» SOURCE INFORMATION:

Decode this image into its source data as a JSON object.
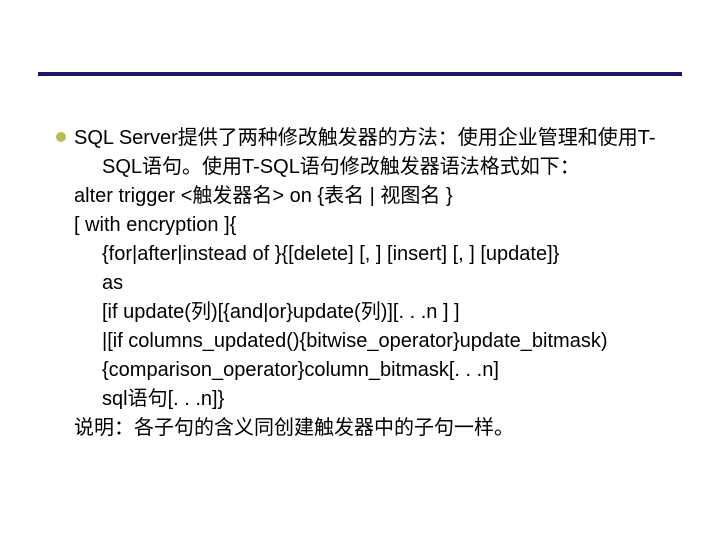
{
  "content": {
    "p1": "SQL Server提供了两种修改触发器的方法：使用企业管理和使用T-",
    "p1b": "SQL语句。使用T-SQL语句修改触发器语法格式如下：",
    "p2": "alter trigger <触发器名> on {表名 | 视图名 }",
    "p3": "[ with encryption ]{",
    "p4": "{for|after|instead of }{[delete] [, ] [insert] [, ] [update]}",
    "p5": "as",
    "p6": "[if update(列)[{and|or}update(列)][. . .n ] ]",
    "p7": "|[if columns_updated(){bitwise_operator}update_bitmask)",
    "p8": "{comparison_operator}column_bitmask[. . .n]",
    "p9": "sql语句[. . .n]}",
    "p10": "说明：各子句的含义同创建触发器中的子句一样。"
  }
}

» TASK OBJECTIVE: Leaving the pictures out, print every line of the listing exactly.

» YOUR SOLUTION:
Decode this image into its source data as a JSON object.
{
  "content": {
    "p1": "SQL Server提供了两种修改触发器的方法：使用企业管理和使用T-",
    "p1b": "SQL语句。使用T-SQL语句修改触发器语法格式如下：",
    "p2": "alter trigger <触发器名> on {表名 | 视图名 }",
    "p3": "[ with encryption ]{",
    "p4": "{for|after|instead of }{[delete] [, ] [insert] [, ] [update]}",
    "p5": "as",
    "p6": "[if update(列)[{and|or}update(列)][. . .n ] ]",
    "p7": "|[if columns_updated(){bitwise_operator}update_bitmask)",
    "p8": "{comparison_operator}column_bitmask[. . .n]",
    "p9": "sql语句[. . .n]}",
    "p10": "说明：各子句的含义同创建触发器中的子句一样。"
  }
}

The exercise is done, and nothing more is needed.